About this exercise: For the entries that follow, report how many lines include the word "JSON" and add nothing.

Web page and app entries
--------

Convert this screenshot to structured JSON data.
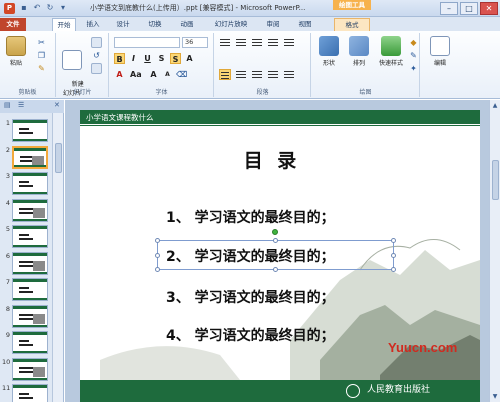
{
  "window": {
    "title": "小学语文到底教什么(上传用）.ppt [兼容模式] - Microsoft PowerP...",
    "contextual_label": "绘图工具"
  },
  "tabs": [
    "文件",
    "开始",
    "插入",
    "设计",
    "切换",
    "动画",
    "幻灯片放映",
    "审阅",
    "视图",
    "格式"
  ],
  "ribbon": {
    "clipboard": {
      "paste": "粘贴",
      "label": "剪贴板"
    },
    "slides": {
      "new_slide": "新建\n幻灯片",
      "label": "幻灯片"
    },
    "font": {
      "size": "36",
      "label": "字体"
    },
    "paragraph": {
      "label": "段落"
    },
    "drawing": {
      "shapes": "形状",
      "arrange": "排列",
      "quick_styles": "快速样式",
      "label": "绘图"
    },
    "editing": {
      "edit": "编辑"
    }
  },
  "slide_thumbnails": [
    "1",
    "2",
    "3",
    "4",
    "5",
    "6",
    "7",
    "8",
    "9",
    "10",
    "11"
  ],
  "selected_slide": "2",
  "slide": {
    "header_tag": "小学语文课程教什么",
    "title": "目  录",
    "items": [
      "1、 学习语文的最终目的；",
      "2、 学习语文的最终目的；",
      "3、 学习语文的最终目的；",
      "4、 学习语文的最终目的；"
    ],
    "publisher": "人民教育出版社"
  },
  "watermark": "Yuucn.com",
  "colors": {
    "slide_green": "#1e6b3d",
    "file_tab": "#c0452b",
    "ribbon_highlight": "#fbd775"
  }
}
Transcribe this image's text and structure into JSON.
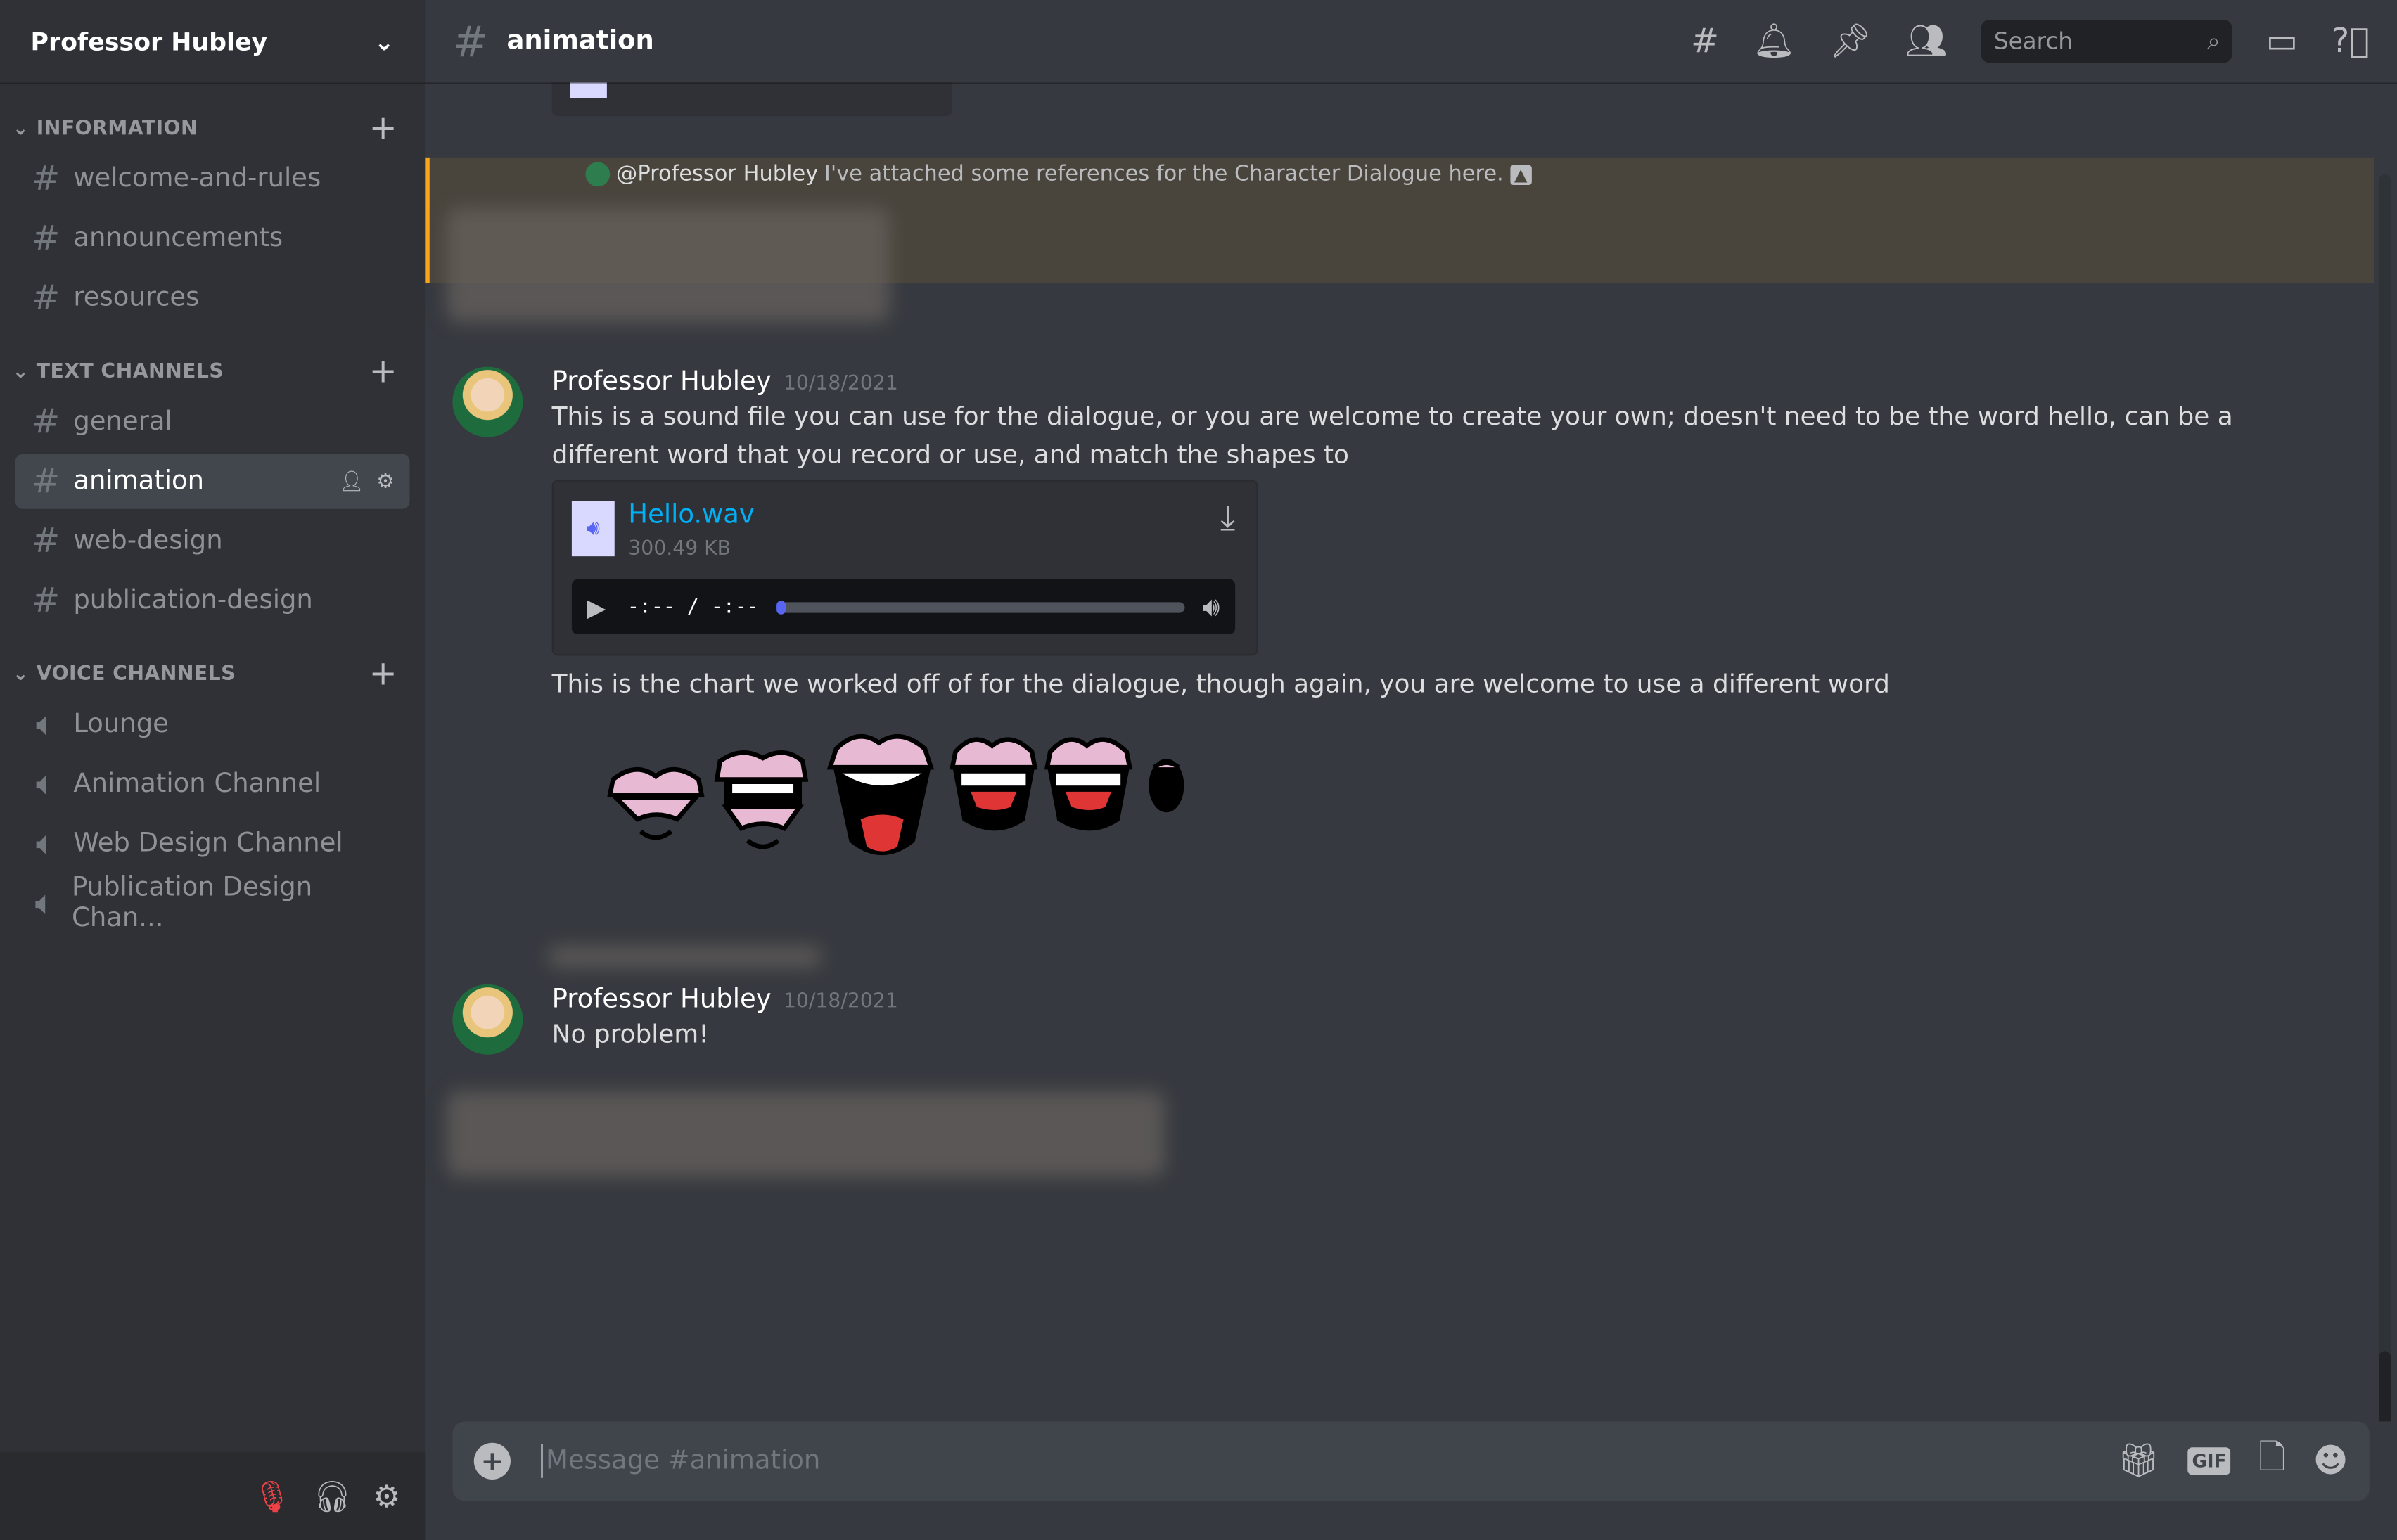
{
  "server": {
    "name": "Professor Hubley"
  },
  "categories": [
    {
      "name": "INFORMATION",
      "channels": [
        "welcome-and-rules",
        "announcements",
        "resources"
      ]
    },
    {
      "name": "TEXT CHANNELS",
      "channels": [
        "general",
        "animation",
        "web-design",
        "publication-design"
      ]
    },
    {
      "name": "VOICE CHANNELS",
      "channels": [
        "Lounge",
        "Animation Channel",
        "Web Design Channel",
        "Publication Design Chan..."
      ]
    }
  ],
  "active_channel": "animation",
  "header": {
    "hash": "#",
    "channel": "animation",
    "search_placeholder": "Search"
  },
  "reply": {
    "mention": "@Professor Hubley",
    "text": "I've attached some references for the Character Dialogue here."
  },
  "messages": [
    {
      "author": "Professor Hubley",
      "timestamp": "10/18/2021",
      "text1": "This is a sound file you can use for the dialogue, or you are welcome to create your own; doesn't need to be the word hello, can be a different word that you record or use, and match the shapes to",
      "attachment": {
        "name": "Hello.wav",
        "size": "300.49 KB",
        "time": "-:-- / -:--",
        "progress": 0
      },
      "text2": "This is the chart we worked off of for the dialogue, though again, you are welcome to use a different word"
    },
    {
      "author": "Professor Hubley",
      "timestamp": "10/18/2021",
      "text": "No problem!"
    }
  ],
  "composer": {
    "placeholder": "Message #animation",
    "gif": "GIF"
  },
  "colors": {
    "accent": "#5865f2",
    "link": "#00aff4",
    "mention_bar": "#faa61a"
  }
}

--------

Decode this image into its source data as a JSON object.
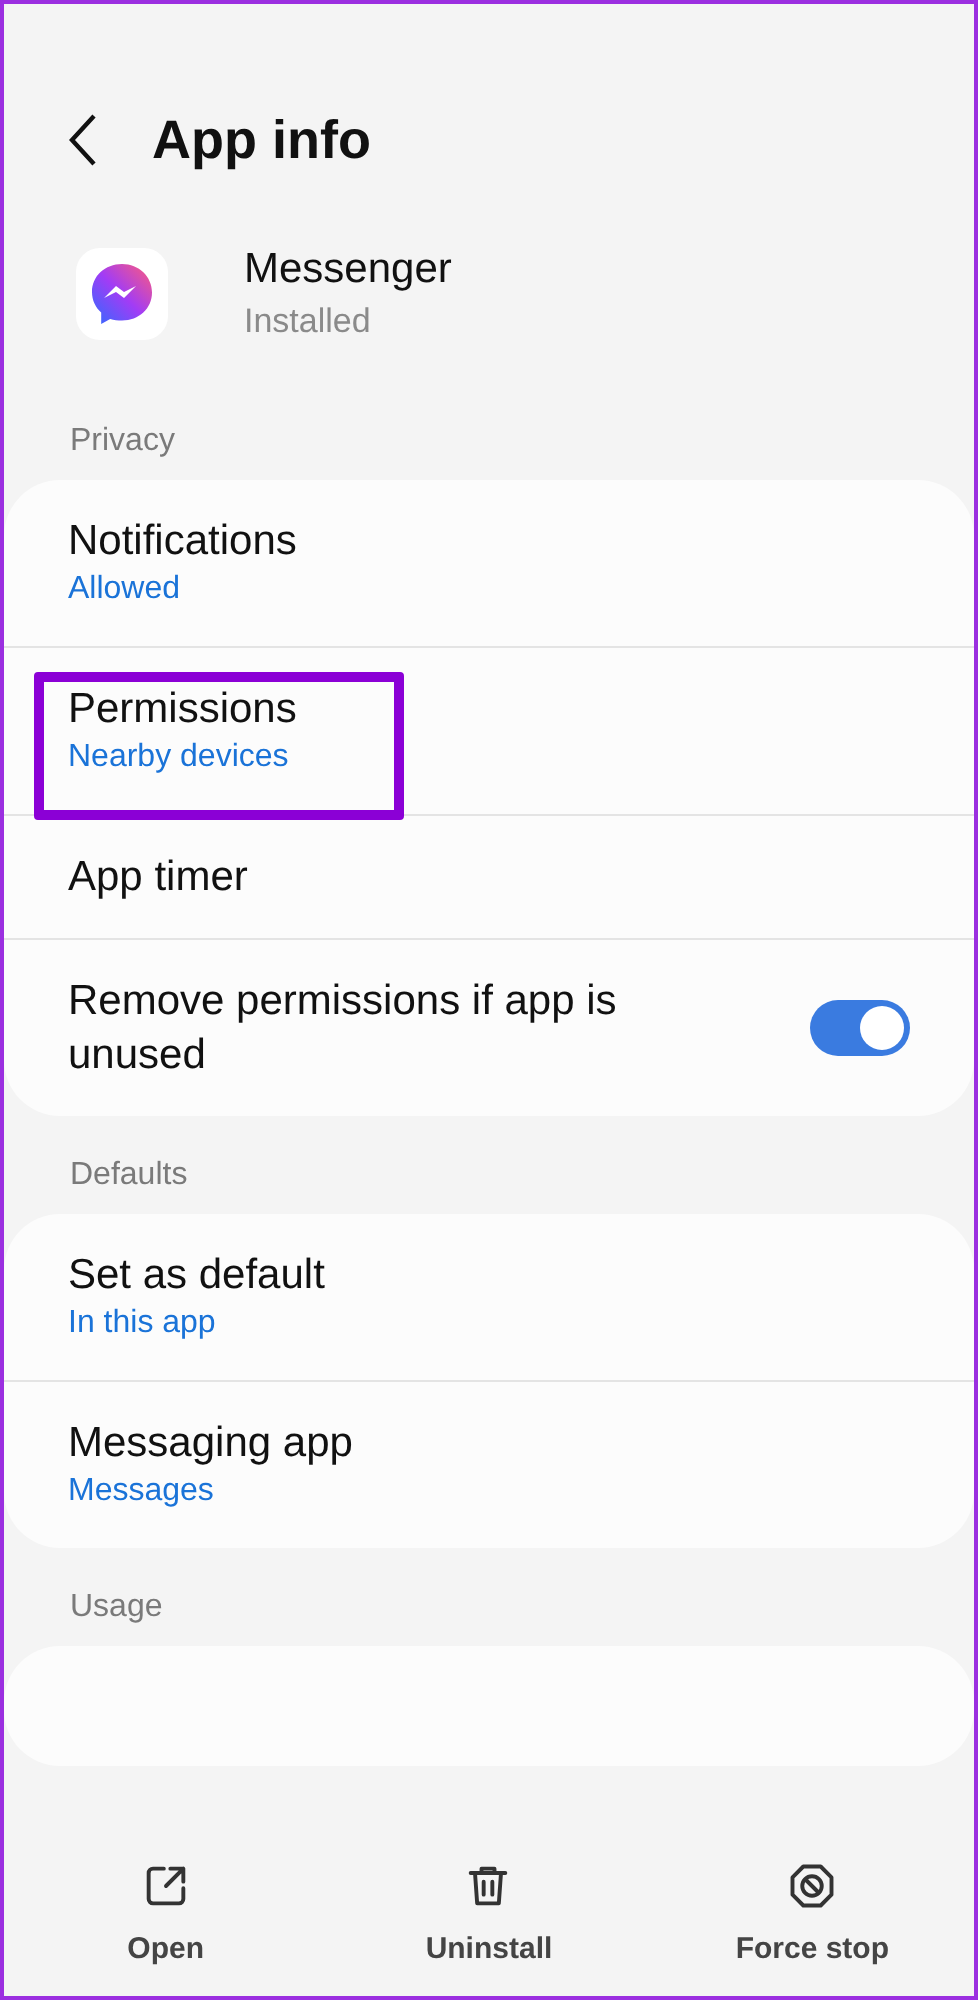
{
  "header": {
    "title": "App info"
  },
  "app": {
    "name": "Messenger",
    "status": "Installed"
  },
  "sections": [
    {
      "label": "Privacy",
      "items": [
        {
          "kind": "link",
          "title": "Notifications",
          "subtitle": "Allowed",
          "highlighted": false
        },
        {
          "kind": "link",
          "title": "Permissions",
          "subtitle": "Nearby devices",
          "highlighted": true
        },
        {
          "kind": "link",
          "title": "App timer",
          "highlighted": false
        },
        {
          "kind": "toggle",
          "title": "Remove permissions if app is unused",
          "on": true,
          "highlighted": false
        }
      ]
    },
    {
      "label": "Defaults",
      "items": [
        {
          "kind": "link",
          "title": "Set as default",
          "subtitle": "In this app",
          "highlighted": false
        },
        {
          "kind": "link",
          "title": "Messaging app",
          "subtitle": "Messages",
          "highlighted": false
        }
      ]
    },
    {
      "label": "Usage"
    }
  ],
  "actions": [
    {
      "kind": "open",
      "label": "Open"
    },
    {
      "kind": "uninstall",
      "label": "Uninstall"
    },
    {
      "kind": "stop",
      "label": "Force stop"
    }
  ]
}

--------

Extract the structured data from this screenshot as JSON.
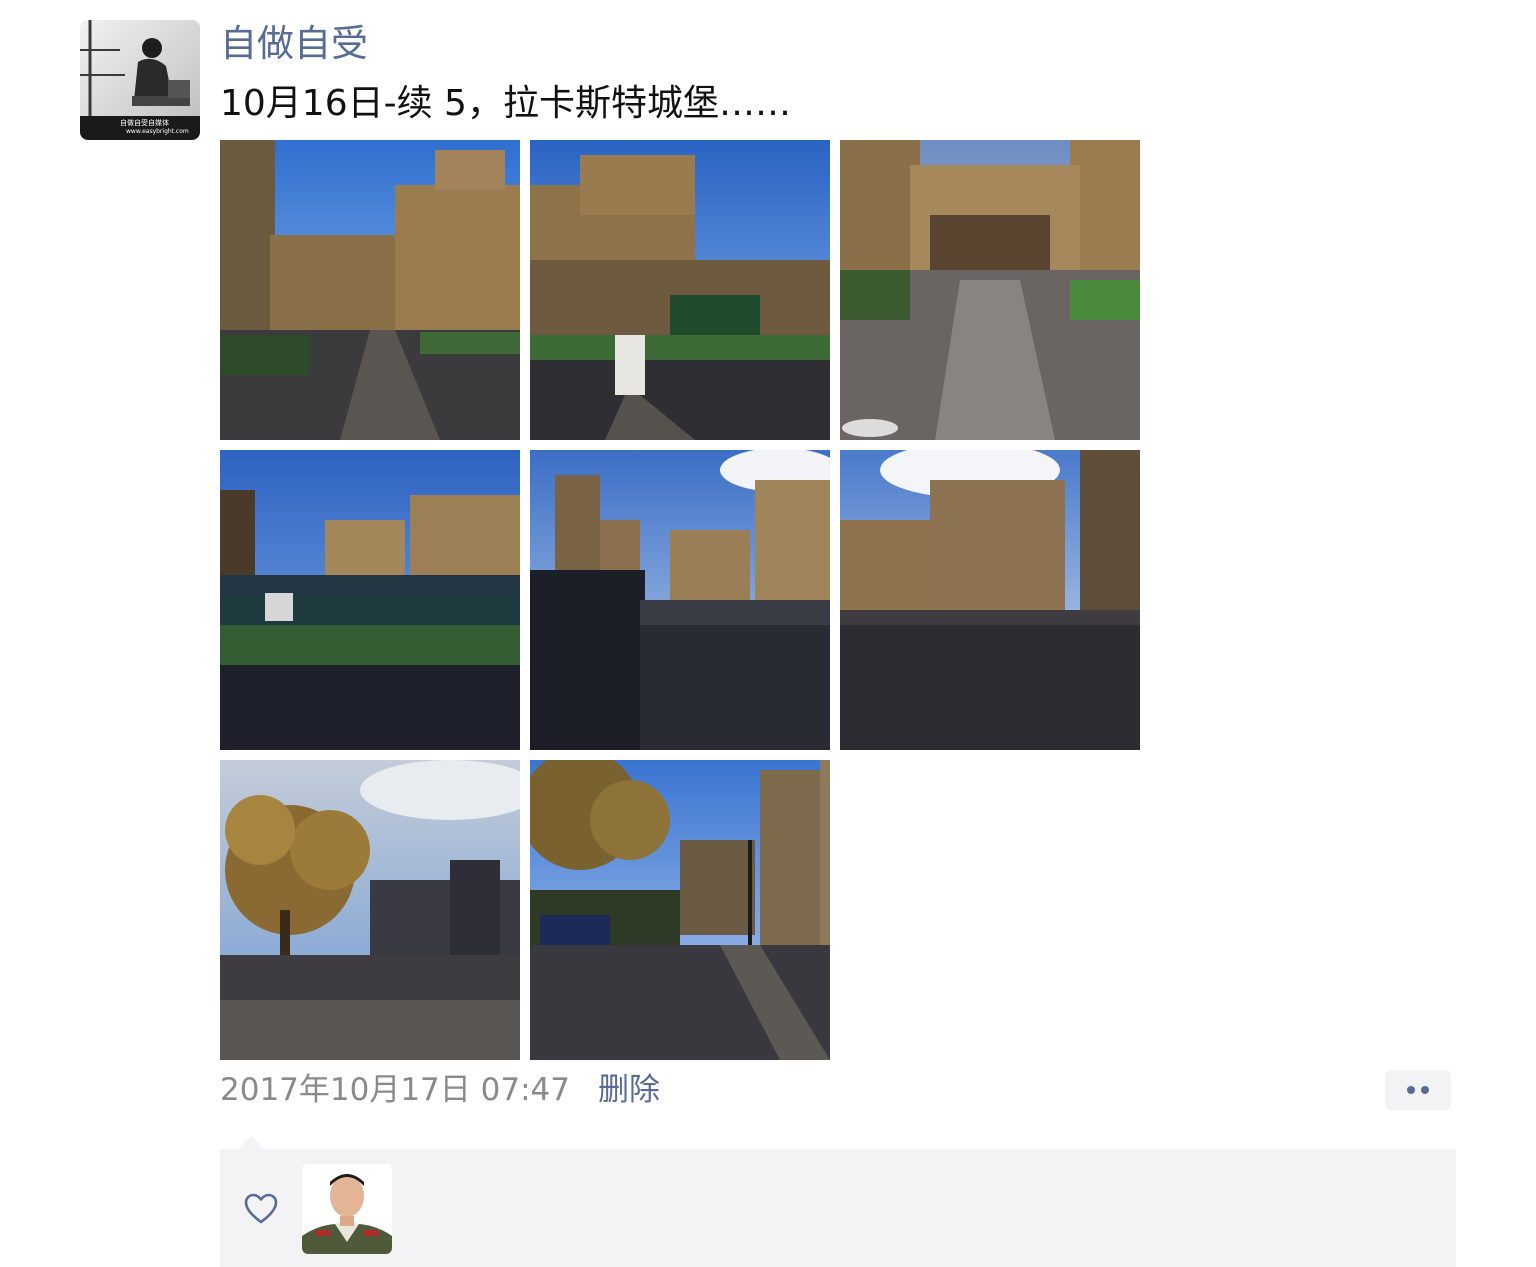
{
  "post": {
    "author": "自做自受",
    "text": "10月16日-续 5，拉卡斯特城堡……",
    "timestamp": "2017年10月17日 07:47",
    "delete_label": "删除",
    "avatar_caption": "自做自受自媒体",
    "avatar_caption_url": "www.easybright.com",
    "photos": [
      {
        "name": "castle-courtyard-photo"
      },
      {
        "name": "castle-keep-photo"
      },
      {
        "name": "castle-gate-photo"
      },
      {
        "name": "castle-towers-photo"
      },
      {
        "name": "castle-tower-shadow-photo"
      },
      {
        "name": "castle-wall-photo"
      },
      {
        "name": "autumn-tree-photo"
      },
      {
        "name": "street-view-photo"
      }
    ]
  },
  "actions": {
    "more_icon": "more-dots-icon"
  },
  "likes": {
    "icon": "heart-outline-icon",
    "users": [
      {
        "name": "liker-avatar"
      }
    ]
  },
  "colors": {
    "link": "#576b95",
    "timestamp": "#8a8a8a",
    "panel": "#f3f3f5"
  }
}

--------

Answer: 4